The US Navy guided-missile destroyer USS Lassen sails in the Pacific Ocean in a November 2009 photo provided by the US Navy. [Photo/Agencies]
The South China Sea is one of the busiest sea lanes in the world used by China, Japan, the Republic of Korea and many other countries, including the United States, and keeping it open is in the best interest of all. The shipping lane has never suffered disruptions despite the disputes among various countries over islands, reefs, and maritime rights and interests.
Still, the US has a fundamental disagreement with China over freedom of navigation. And the real reason for disagreement is the protracted close-range military reconnaissance and other operations by the US. Since US actions endanger China's national security, the latter is naturally opposed to them. Late last month, the US further intensified the disagreement over freedom of navigation by sending its warship to patrol the waters near the islands where China has carried out reclamation work.
On the handling of South China Sea-related issues, the White House, the US Department of State and the Department of Defense have some differing views. But the views of the Defense Department and the US Pacific Command seem the toughest.
Their belligerent views could be a symbolic stance to satisfy China bashers and get more budgetary funds. Or, they could signify their intention of turning the military operations in the South China Sea into a regular affair, gradually increasing their scale and intensity. Although both possibilities are provocative, the latter will greatly increase the risks of China-US frictions in the South China Sea. So, while waiting to see what exactly the US is after, China must prepare for a long-term struggle in case the US pursues the second path.
Compliance or non-compliance with the UN Convention on the Law of the Sea aside, the entry of the US warship into the waters near China's islands sends a strong negative signal: that the US considers China an adversary or even a potential enemy.
The disputes in the South China Sea are rather complicated. China has disputes over islands, reefs and/or maritime rights and interests with five Southeast Asian countries (with Indonesia, it only has a dispute over maritime rights or interests). Given the situation, China has not set its territorial sea base points or drawn the baseline for islands and reefs in the South China Sea; they remain ambiguous to a certain extent. This shows China has been exercising utmost restraint and sincerely hopes to resolve the disputes through peaceful dialogue.
On the other hand, however, the basic meaning of the nine-dash line is clear, as China has been reiterating. First, within the nine-dash line, China has indisputable sovereignty over the Nansha Islands and its surrounding sea. Second, China is entitled to the maritime rights and interests stated in the UNCLOS. Third, China has certain historical rights over the waters in the South China Sea. And fourth, the sea-lane within the nine-dash line has not been clocked and is completely free.
During his state visit to the US, President Xi made it clear that construction work on Nansha Islands is not targeted against or meant to influence any country, and that China has no intention of militarizing the islands.

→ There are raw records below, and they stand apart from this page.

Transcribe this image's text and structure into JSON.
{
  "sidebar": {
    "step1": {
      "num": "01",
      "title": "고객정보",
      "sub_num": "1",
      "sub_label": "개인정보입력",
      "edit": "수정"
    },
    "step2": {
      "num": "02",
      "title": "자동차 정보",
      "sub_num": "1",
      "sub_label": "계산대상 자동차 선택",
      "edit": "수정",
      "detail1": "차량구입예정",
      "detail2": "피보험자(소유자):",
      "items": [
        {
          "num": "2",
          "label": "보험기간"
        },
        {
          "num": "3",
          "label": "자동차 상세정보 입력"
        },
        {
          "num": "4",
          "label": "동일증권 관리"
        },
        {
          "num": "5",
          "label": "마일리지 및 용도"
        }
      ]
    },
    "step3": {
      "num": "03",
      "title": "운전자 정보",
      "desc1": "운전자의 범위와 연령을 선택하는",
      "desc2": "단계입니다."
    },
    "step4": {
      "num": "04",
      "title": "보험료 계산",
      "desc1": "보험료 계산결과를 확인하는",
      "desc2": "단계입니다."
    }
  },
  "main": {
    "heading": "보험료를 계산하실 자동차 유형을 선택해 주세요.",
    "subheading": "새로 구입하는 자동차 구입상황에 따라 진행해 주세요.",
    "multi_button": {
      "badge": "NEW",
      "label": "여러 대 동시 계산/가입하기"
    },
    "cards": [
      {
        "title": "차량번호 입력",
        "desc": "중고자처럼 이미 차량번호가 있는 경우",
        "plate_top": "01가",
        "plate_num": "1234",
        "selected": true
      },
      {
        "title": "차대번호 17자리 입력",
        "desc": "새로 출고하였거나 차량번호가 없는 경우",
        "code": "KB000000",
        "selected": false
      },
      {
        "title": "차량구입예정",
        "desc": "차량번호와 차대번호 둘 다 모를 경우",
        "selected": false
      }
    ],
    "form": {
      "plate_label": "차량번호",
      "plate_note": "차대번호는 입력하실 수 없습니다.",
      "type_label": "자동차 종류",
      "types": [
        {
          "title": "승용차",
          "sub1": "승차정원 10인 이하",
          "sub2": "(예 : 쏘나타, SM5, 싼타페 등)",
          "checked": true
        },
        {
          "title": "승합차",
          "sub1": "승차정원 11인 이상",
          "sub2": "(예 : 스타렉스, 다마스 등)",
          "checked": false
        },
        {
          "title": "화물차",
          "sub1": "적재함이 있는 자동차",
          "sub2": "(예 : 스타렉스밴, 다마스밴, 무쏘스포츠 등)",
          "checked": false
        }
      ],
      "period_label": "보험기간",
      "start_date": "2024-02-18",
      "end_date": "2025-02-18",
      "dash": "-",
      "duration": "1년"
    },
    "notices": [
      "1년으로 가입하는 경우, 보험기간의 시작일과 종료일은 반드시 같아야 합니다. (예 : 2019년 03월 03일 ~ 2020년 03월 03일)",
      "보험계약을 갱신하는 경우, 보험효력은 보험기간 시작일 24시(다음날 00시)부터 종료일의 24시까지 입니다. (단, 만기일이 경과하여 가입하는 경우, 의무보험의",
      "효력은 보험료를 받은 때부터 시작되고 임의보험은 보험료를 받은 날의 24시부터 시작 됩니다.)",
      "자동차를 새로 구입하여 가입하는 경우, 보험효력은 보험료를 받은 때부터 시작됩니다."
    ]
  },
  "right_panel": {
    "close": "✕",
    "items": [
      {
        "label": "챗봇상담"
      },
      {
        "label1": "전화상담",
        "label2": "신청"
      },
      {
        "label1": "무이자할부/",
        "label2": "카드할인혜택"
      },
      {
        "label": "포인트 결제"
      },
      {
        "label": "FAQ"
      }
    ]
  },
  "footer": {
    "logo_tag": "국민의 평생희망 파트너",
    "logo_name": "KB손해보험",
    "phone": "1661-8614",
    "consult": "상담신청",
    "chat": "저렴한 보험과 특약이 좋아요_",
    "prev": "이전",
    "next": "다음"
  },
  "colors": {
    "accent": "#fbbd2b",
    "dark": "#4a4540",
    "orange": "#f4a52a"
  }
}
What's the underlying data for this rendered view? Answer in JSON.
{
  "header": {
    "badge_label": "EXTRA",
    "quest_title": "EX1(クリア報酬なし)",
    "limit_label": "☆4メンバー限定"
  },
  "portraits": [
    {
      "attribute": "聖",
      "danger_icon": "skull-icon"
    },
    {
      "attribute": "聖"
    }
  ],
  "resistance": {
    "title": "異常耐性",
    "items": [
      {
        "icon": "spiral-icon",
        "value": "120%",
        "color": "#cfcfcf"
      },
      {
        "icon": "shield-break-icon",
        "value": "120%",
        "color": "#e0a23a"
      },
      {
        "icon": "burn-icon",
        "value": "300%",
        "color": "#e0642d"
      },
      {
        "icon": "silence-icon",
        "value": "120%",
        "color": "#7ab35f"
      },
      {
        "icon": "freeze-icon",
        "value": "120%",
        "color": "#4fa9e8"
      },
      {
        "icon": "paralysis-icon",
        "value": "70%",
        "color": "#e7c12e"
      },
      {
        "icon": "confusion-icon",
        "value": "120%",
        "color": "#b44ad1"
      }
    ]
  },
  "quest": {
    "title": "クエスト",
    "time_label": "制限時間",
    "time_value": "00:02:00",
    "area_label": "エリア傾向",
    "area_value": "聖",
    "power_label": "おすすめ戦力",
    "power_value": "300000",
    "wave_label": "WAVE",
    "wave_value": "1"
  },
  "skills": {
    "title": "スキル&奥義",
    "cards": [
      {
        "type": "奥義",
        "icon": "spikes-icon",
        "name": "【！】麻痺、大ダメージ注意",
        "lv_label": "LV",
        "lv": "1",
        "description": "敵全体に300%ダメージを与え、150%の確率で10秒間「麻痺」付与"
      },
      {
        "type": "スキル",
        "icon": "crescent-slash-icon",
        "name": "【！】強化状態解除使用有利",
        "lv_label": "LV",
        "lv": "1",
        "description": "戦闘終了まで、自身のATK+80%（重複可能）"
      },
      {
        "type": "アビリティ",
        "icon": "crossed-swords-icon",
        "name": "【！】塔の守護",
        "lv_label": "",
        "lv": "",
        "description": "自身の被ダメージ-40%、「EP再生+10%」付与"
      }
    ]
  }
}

In short, China's policy is to firmly safeguard its territorial sovereignty and to maintain peace and stability in the South China Sea. It is ready to cooperate with other countries by shelving the disputes and engaging in joint development efforts, in order to ultimately resolve the disputes through peaceful dialogue and turn the South China Sea into a "sea of peace, cooperation and friendship".
But ignoring China's promises, the US has been consolidating its military presence in the South China Sea by continuing close-range military reconnaissance against China, interfering in the regional maritime disputes, selling weapons to Vietnam and other countries, strengthening its military alliances in the region and regaining its hold over military bases in the Philippines, and calling for joint patrols with Japan and other allies from outside Southeast Asia.
By sending guided-missile destroyer USS Lassen to patrol the waters near China's islands, the US seems to indicate that it is ready for a direct military conflict or confrontation with China. In a classic case of the pot calling the kettle black, however, it has accused China of interfering in its exercise of freedom of navigation and "militarizing" the region by carrying out construction work on its islands.
China and the US indeed have serious differences on the South China Sea issue. But they should be addressed through dialogue, not through an armed conflict. Given the emerging risks, therefore, the two countries need to use "quiet diplomacy" rather than taking actions that could worsen the situation.
The author is the director of research and senior fellow at the China Foundation for International Strategic Studies.